REQUIRED WORK> Check every line below for the string "Bending", and copy the lines that contain it.

===== GIVEN ENTRIES =====

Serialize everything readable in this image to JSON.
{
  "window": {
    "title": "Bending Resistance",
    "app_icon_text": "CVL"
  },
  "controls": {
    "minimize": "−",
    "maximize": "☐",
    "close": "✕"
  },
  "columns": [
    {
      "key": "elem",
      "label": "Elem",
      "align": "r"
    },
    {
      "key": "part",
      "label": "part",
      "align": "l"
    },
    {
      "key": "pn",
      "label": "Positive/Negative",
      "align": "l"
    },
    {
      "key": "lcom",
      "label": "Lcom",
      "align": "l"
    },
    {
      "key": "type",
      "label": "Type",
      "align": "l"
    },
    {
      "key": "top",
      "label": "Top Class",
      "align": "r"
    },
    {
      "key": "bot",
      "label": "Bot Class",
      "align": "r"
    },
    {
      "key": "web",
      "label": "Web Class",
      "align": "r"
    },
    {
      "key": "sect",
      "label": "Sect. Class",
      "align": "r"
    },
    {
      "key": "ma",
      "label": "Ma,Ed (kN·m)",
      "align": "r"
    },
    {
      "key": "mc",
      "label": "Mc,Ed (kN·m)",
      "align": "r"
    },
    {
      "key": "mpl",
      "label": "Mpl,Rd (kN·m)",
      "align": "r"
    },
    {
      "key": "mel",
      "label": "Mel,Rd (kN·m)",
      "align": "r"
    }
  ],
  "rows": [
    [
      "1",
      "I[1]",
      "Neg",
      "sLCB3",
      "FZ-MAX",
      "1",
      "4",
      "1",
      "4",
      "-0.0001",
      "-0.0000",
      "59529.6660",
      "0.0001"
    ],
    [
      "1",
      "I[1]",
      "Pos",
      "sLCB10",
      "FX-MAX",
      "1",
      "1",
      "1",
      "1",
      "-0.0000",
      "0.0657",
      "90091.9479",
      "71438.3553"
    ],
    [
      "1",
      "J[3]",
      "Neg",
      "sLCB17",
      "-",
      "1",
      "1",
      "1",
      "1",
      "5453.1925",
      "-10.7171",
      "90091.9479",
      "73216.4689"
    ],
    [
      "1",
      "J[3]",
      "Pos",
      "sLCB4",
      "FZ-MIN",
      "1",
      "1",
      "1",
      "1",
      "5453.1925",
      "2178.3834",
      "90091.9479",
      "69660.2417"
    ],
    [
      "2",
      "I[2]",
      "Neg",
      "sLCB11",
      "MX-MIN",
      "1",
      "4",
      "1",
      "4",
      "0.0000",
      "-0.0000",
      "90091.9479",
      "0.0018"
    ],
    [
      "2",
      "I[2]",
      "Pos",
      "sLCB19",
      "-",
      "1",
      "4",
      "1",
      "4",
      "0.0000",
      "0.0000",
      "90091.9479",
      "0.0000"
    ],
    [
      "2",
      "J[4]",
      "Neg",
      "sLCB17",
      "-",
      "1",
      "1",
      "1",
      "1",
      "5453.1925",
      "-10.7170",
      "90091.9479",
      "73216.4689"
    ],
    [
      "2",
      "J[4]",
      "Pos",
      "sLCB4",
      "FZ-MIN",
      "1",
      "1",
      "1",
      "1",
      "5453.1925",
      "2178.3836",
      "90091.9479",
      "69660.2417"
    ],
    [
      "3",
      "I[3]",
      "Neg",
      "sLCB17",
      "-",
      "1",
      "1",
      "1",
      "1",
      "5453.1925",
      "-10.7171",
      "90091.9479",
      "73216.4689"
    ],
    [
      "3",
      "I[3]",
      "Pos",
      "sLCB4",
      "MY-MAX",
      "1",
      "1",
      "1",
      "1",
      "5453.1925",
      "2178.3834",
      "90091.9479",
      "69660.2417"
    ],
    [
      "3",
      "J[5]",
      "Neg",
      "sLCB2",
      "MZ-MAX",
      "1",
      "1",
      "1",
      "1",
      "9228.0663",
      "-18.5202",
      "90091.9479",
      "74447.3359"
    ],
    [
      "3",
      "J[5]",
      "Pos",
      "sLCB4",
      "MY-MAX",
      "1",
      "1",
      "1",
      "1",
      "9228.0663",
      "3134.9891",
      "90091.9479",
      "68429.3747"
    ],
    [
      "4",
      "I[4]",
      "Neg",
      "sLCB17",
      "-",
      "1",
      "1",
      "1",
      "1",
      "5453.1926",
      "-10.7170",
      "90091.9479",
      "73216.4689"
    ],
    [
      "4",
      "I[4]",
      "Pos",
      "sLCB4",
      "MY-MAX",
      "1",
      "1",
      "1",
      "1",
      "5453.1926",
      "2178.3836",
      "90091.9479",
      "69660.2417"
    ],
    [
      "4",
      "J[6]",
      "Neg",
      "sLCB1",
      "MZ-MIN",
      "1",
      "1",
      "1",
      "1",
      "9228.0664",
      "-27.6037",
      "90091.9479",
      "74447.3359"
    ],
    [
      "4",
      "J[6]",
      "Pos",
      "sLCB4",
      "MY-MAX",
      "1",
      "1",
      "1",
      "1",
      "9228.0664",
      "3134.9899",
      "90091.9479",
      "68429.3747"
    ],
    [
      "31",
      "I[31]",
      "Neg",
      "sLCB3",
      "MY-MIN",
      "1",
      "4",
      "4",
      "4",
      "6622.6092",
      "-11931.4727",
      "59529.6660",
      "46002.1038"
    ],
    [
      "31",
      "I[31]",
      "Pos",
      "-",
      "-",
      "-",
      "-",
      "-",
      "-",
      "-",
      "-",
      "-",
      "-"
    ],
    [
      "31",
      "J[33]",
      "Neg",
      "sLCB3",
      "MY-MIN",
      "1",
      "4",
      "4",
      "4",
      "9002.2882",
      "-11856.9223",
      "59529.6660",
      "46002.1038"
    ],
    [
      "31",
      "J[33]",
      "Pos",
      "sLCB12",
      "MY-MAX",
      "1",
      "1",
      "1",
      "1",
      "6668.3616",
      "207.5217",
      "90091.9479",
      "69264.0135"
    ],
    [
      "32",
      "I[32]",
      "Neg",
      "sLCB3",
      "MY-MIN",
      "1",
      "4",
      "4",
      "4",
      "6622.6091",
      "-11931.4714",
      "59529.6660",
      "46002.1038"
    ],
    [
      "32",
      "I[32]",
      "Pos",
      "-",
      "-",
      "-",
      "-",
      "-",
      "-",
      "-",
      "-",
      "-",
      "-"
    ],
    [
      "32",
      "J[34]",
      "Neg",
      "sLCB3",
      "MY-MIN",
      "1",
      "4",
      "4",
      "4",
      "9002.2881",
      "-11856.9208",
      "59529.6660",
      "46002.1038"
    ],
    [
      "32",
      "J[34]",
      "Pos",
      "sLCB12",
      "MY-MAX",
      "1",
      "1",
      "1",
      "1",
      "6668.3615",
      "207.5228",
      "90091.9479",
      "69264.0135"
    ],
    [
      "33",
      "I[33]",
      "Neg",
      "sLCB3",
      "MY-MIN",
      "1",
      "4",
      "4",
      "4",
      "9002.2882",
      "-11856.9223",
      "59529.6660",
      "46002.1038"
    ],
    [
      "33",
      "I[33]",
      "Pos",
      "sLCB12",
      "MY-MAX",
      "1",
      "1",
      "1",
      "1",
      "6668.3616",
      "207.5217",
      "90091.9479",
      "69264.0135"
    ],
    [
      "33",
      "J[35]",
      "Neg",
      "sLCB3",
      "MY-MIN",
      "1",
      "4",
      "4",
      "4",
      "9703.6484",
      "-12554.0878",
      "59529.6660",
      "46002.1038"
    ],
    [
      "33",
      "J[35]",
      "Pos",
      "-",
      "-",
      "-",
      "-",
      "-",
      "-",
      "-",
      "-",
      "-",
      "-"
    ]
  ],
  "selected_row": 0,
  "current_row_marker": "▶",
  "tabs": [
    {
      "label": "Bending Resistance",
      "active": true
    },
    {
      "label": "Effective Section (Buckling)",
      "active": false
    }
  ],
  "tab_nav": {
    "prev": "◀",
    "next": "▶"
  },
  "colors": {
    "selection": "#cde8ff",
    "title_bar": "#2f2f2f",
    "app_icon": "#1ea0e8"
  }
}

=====

ANSWER>
    "title": "Bending Resistance",
      "label": "Bending Resistance",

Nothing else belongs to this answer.